While yum eventually takes away the pain of applying software updates — so long as you’re not in a hurry — there are all kinds of other tasks it doesn’t handle. I therefore rely on an RPM cheat sheet I’ve assembled over the years. Here’s a copy for anyone else who might find it useful.
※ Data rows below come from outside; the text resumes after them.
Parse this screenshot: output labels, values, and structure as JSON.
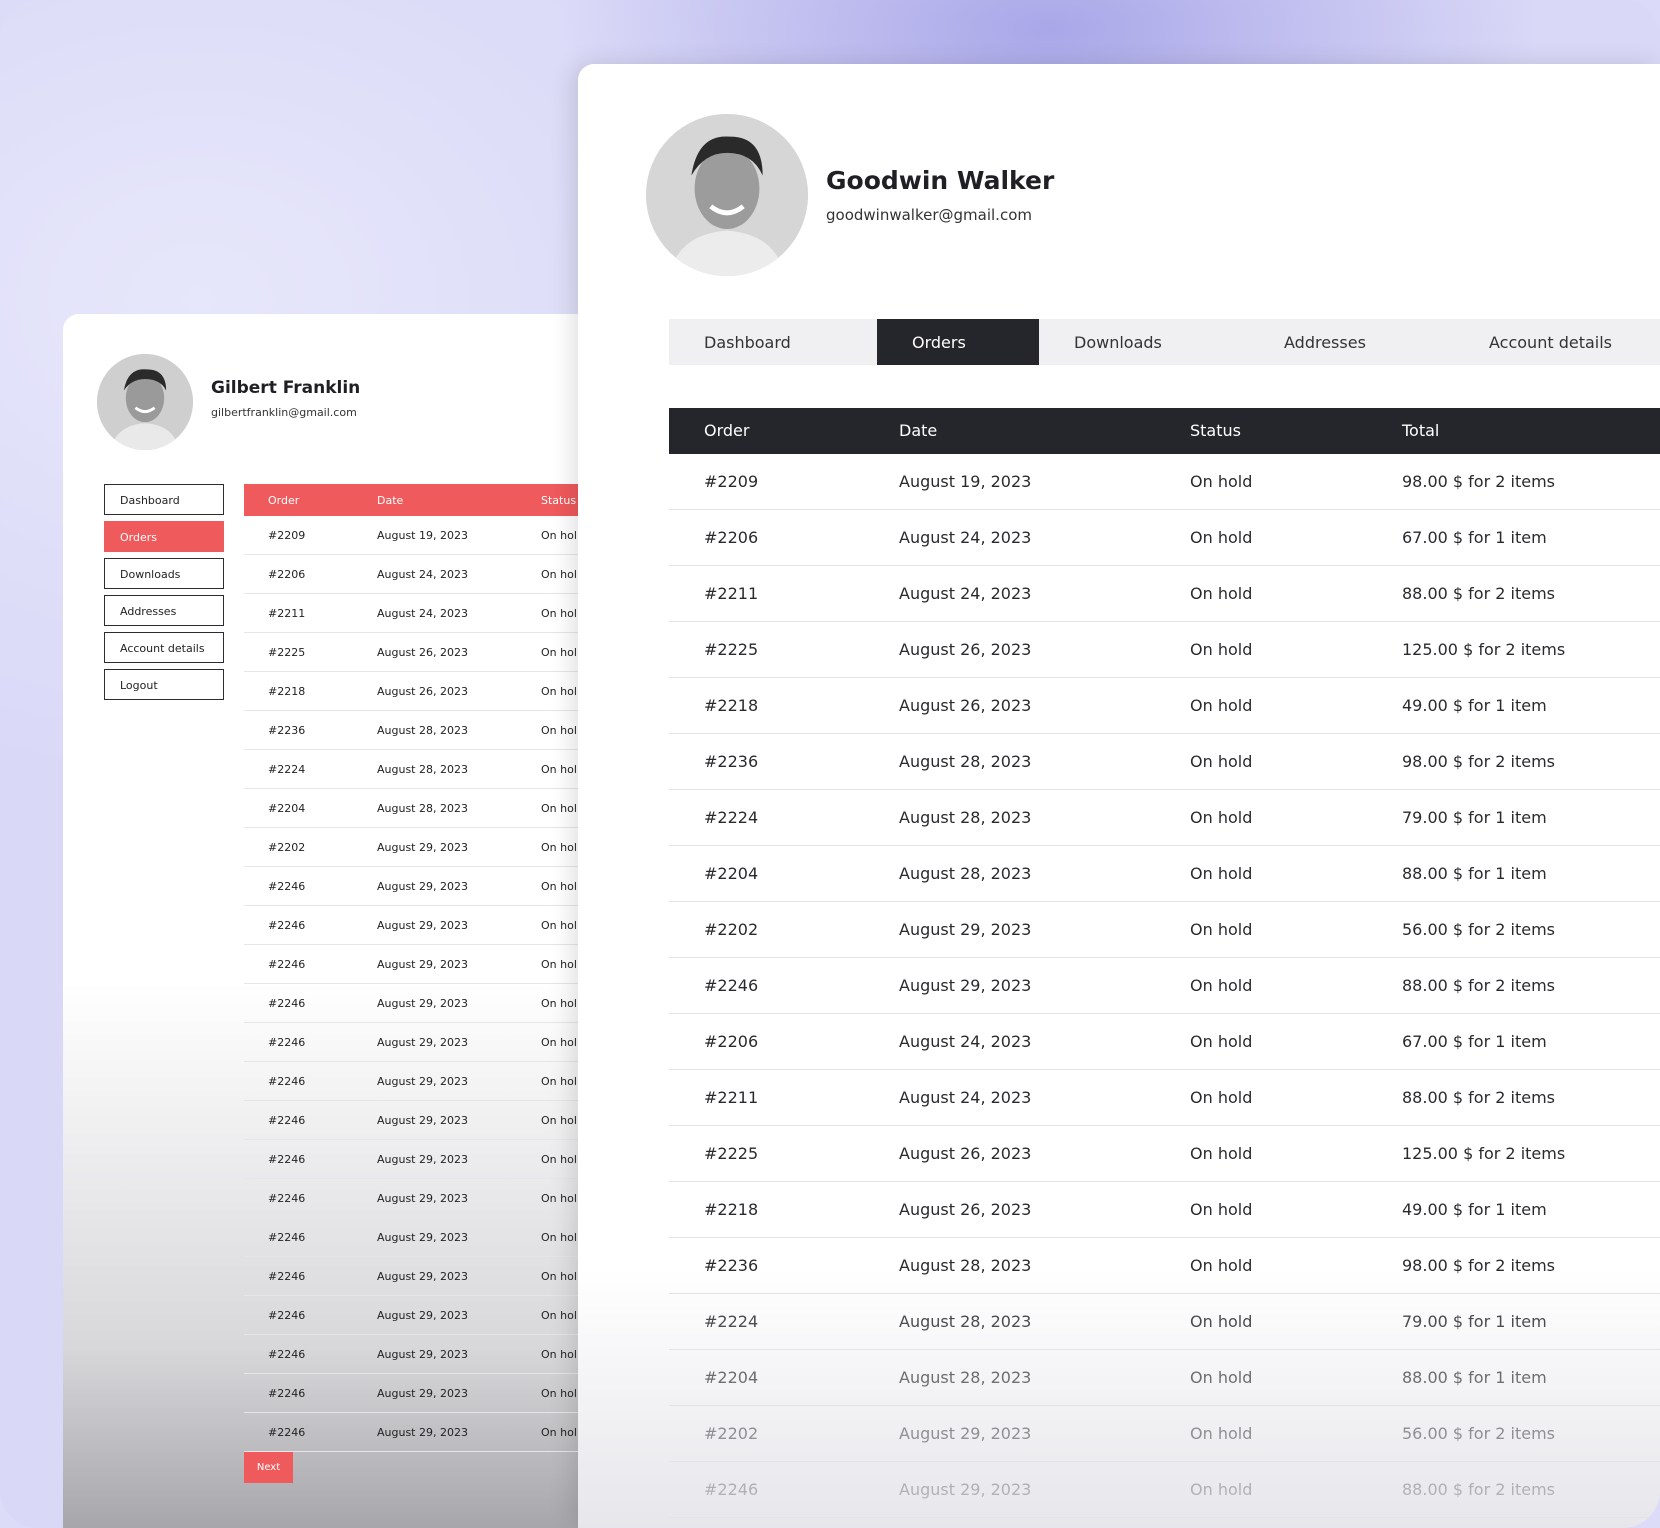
{
  "back_window": {
    "profile": {
      "name": "Gilbert Franklin",
      "email": "gilbertfranklin@gmail.com"
    },
    "nav": [
      "Dashboard",
      "Orders",
      "Downloads",
      "Addresses",
      "Account details",
      "Logout"
    ],
    "active_nav": "Orders",
    "table": {
      "headers": [
        "Order",
        "Date",
        "Status"
      ],
      "rows": [
        [
          "#2209",
          "August 19, 2023",
          "On hol"
        ],
        [
          "#2206",
          "August 24, 2023",
          "On hol"
        ],
        [
          "#2211",
          "August 24, 2023",
          "On hol"
        ],
        [
          "#2225",
          "August 26, 2023",
          "On hol"
        ],
        [
          "#2218",
          "August 26, 2023",
          "On hol"
        ],
        [
          "#2236",
          "August 28, 2023",
          "On hol"
        ],
        [
          "#2224",
          "August 28, 2023",
          "On hol"
        ],
        [
          "#2204",
          "August 28, 2023",
          "On hol"
        ],
        [
          "#2202",
          "August 29, 2023",
          "On hol"
        ],
        [
          "#2246",
          "August 29, 2023",
          "On hol"
        ],
        [
          "#2246",
          "August 29, 2023",
          "On hol"
        ],
        [
          "#2246",
          "August 29, 2023",
          "On hol"
        ],
        [
          "#2246",
          "August 29, 2023",
          "On hol"
        ],
        [
          "#2246",
          "August 29, 2023",
          "On hol"
        ],
        [
          "#2246",
          "August 29, 2023",
          "On hol"
        ],
        [
          "#2246",
          "August 29, 2023",
          "On hol"
        ],
        [
          "#2246",
          "August 29, 2023",
          "On hol"
        ],
        [
          "#2246",
          "August 29, 2023",
          "On hol"
        ],
        [
          "#2246",
          "August 29, 2023",
          "On hol"
        ],
        [
          "#2246",
          "August 29, 2023",
          "On hol"
        ],
        [
          "#2246",
          "August 29, 2023",
          "On hol"
        ],
        [
          "#2246",
          "August 29, 2023",
          "On hol"
        ],
        [
          "#2246",
          "August 29, 2023",
          "On hol"
        ],
        [
          "#2246",
          "August 29, 2023",
          "On hol"
        ]
      ]
    },
    "next_label": "Next",
    "accent_color": "#ef5a5c"
  },
  "front_window": {
    "profile": {
      "name": "Goodwin Walker",
      "email": "goodwinwalker@gmail.com"
    },
    "tabs": [
      "Dashboard",
      "Orders",
      "Downloads",
      "Addresses",
      "Account details"
    ],
    "active_tab": "Orders",
    "table": {
      "headers": [
        "Order",
        "Date",
        "Status",
        "Total"
      ],
      "rows": [
        [
          "#2209",
          "August 19, 2023",
          "On hold",
          "98.00 $ for 2 items"
        ],
        [
          "#2206",
          "August 24, 2023",
          "On hold",
          "67.00 $ for 1 item"
        ],
        [
          "#2211",
          "August 24, 2023",
          "On hold",
          "88.00 $ for 2 items"
        ],
        [
          "#2225",
          "August 26, 2023",
          "On hold",
          "125.00 $ for 2 items"
        ],
        [
          "#2218",
          "August 26, 2023",
          "On hold",
          "49.00 $ for 1 item"
        ],
        [
          "#2236",
          "August 28, 2023",
          "On hold",
          "98.00 $ for 2 items"
        ],
        [
          "#2224",
          "August 28, 2023",
          "On hold",
          "79.00 $ for 1 item"
        ],
        [
          "#2204",
          "August 28, 2023",
          "On hold",
          "88.00 $ for 1 item"
        ],
        [
          "#2202",
          "August 29, 2023",
          "On hold",
          "56.00 $ for 2 items"
        ],
        [
          "#2246",
          "August 29, 2023",
          "On hold",
          "88.00 $ for 2 items"
        ],
        [
          "#2206",
          "August 24, 2023",
          "On hold",
          "67.00 $ for 1 item"
        ],
        [
          "#2211",
          "August 24, 2023",
          "On hold",
          "88.00 $ for 2 items"
        ],
        [
          "#2225",
          "August 26, 2023",
          "On hold",
          "125.00 $ for 2 items"
        ],
        [
          "#2218",
          "August 26, 2023",
          "On hold",
          "49.00 $ for 1 item"
        ],
        [
          "#2236",
          "August 28, 2023",
          "On hold",
          "98.00 $ for 2 items"
        ],
        [
          "#2224",
          "August 28, 2023",
          "On hold",
          "79.00 $ for 1 item"
        ],
        [
          "#2204",
          "August 28, 2023",
          "On hold",
          "88.00 $ for 1 item"
        ],
        [
          "#2202",
          "August 29, 2023",
          "On hold",
          "56.00 $ for 2 items"
        ],
        [
          "#2246",
          "August 29, 2023",
          "On hold",
          "88.00 $ for 2 items"
        ]
      ]
    },
    "accent_color": "#25262b"
  },
  "icons": [
    "avatar-photo"
  ]
}
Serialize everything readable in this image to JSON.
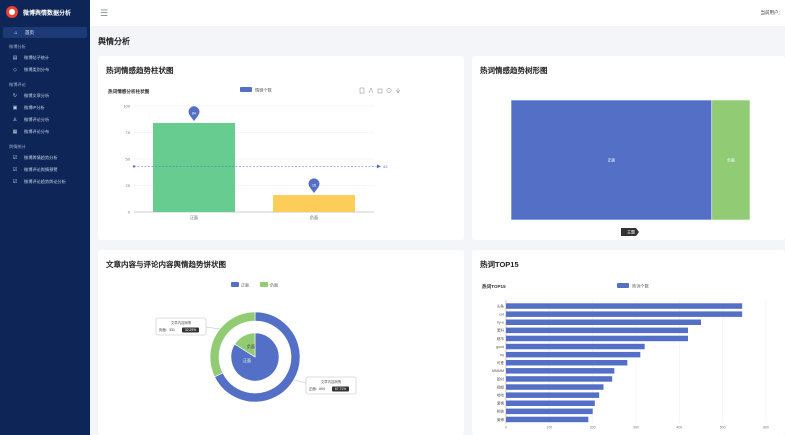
{
  "app": {
    "title": "微博舆情数据分析",
    "user_label": "当前用户："
  },
  "sidebar": {
    "active": {
      "label": "首页",
      "icon": "home-icon"
    },
    "groups": [
      {
        "title": "微博分析",
        "items": [
          {
            "label": "微博帖子统计",
            "icon": "doc-icon"
          },
          {
            "label": "微博类别分布",
            "icon": "tag-icon"
          }
        ]
      },
      {
        "title": "微博评论",
        "items": [
          {
            "label": "微博文章分析",
            "icon": "refresh-icon"
          },
          {
            "label": "微博IP分析",
            "icon": "map-icon"
          },
          {
            "label": "微博评论分析",
            "icon": "user-icon"
          },
          {
            "label": "微博评论分布",
            "icon": "chart-icon"
          }
        ]
      },
      {
        "title": "舆情统计",
        "items": [
          {
            "label": "微博舆情趋势分析",
            "icon": "check-icon"
          },
          {
            "label": "微博评论舆情预警",
            "icon": "check-icon"
          },
          {
            "label": "微博评论趋势舆论分析",
            "icon": "check-icon"
          }
        ]
      }
    ]
  },
  "page": {
    "title": "舆情分析"
  },
  "cards": {
    "bar": {
      "title": "热词情感趋势柱状图",
      "subtitle": "热词情感分析柱状图",
      "legend": "情感个数"
    },
    "treemap": {
      "title": "热词情感趋势树形图",
      "crumb": "主题"
    },
    "pie": {
      "title": "文章内容与评论内容舆情趋势饼状图"
    },
    "top": {
      "title": "热词TOP15",
      "subtitle": "热词TOP15",
      "legend": "热词个数"
    }
  },
  "chart_data": [
    {
      "type": "bar",
      "categories": [
        "正面",
        "负面"
      ],
      "values": [
        84,
        16
      ],
      "ylim": [
        0,
        100
      ],
      "yticks": [
        0,
        25,
        50,
        75,
        100
      ],
      "markline_label": "43",
      "colors": [
        "#67cc8f",
        "#fdcd5a"
      ],
      "pin_labels": [
        "84",
        "16"
      ]
    },
    {
      "type": "treemap",
      "items": [
        {
          "name": "正面",
          "value": 84,
          "color": "#5470c6"
        },
        {
          "name": "负面",
          "value": 16,
          "color": "#91cc75"
        }
      ]
    },
    {
      "type": "pie",
      "legend": [
        "正面",
        "负面"
      ],
      "colors": [
        "#5470c6",
        "#91cc75"
      ],
      "outer": {
        "name": "文章内容舆情",
        "values": {
          "正面": 694,
          "负面": 331
        },
        "tooltip_pct": "67.71%"
      },
      "inner": {
        "values": {
          "正面": 84,
          "负面": 16
        }
      },
      "tooltip_top": {
        "title": "文章内容舆情",
        "label": "负面：331",
        "pct": "32.29%"
      },
      "tooltip_bottom": {
        "title": "文章内容舆情",
        "label": "正面：694",
        "pct": "67.71%"
      }
    },
    {
      "type": "bar",
      "orientation": "horizontal",
      "categories": [
        "头条",
        "cut",
        "hy-e",
        "黑料",
        "都市",
        "good",
        "ny",
        "可爱",
        "MMMM",
        "新时",
        "视频",
        "哈哈",
        "爱情",
        "相信",
        "微博"
      ],
      "values": [
        545,
        545,
        450,
        420,
        420,
        320,
        310,
        280,
        250,
        245,
        225,
        215,
        205,
        200,
        190
      ],
      "xlim": [
        0,
        600
      ],
      "xticks": [
        0,
        100,
        200,
        300,
        400,
        500,
        600
      ],
      "color": "#5470c6"
    }
  ]
}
rpm -e package-1.2.3-gmErase named package from system
rpm -i package-1.2.3-gm.rpmInstall package file into system
rpm -U package-1.2.3-gmUpgrade package
rpm -F package1 package2Upgrade packages to latest versions in an appropriate order
rpm -Fvh *Upgrade a bunch of packages from the matching RPM files
rpm -q packageReturns full name and version of installed package
rpm -qp package.rpmSame for a non-installed package
rpm -qi packageReturns misc details about package
rpm -qpi package.rpmSame for a non-installed package
rpm -qaList all installed packages
rpm -qf fileWhich package put this file here?
rpm -ql packageList of files in an installed package
rpm -qlp package.rpmSame for files in a non-installed package
rpm -qRl packageList dependencies of an installed package
rpm -qR package.rpmList dependencies of a non-installed package
rpm -ivh package.src.rpmInstall a source RPM, spec goes into /usr/src/RedHat/SPECS
rpmbuild -ba package.specBuild from installed source installed

Also, to list installed software packages in order of size, with descriptions:

rpm -qa --queryformat="%10{size} %{NAME} - %{SUMMARY}n" | sort -k1,1nr


  • Wildcards work with filenames, but not with package names.
  • Any package filename argument can be replaced with a full URL of where to get the package from.
  • --test to see what a command would do without actually doing it.
  • -v for verbose output.